I’ve been dipping into the European Centre for Disease Control and Prevention’s (“ECDC”) “Interim Risk Assessment 20th July 2009″ document again. I posted on this report’s executive summary here, earlier this week.
I’ve come across three nice visuals in this report.
The first (below) is a picture of the difference between normal seasonal influenza and pandemic influenza. It shows the difference in a way that words can’t:
Pandemics come in waves. The second visual from the ECDC risk assessment is a stylised “first wave” that they suggest using for planning purposes:
The third visual looks at historical “clinical attack rates” from previous pandemics, and the attack rate in a normal seasonal flu wave. The “clinical attack rate” for a pandemic is the proportion of the population that gets infected (and gets symptoms) over the course of the first wave of the pandemic. In other words – it is a cumulative figure for the wave of infections – showing the proportion of the population that will end up getting sick at some point over the time that the wave lasts.

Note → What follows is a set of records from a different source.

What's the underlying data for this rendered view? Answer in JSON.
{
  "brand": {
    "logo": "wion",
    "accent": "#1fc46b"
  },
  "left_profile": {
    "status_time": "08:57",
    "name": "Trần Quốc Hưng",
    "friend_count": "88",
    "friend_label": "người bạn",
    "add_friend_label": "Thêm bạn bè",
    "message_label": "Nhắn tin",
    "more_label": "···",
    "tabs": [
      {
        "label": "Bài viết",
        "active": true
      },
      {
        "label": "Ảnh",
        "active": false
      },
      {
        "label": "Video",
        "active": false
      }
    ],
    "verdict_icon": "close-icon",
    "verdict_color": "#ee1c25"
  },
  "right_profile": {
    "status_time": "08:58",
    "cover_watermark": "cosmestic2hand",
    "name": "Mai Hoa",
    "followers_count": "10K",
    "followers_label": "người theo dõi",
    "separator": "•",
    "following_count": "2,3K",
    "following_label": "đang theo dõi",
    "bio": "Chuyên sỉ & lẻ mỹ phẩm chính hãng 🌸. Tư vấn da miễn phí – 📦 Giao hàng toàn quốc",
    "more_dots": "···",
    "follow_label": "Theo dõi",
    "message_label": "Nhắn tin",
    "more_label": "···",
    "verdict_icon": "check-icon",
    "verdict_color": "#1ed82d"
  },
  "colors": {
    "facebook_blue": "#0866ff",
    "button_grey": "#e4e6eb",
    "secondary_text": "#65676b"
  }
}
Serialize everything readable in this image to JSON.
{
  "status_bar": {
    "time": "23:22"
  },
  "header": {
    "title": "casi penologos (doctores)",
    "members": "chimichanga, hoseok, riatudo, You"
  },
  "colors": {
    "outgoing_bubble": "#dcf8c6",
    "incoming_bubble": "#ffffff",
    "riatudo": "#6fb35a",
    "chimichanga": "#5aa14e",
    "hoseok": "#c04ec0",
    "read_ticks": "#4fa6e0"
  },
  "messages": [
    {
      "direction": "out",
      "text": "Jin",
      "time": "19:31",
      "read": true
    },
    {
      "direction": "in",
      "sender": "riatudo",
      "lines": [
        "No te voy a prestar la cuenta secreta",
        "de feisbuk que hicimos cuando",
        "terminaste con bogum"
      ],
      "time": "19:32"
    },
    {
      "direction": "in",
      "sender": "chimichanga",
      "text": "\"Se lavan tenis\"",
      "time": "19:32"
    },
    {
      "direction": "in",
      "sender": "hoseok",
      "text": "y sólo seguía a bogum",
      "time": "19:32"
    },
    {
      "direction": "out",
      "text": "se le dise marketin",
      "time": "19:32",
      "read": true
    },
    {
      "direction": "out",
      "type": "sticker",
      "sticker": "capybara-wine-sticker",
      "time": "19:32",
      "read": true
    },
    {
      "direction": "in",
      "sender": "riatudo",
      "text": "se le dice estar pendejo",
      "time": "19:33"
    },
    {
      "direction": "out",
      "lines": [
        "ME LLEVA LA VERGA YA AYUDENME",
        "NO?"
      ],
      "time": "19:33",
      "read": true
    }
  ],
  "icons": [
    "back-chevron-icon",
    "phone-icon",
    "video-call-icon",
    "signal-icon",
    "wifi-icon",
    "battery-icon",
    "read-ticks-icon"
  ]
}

Please note that I have lifted all these visuals shalemessly from the ECDC’s Interim Risk Assessment Report. You can see the full report, and these images in their proper context, here.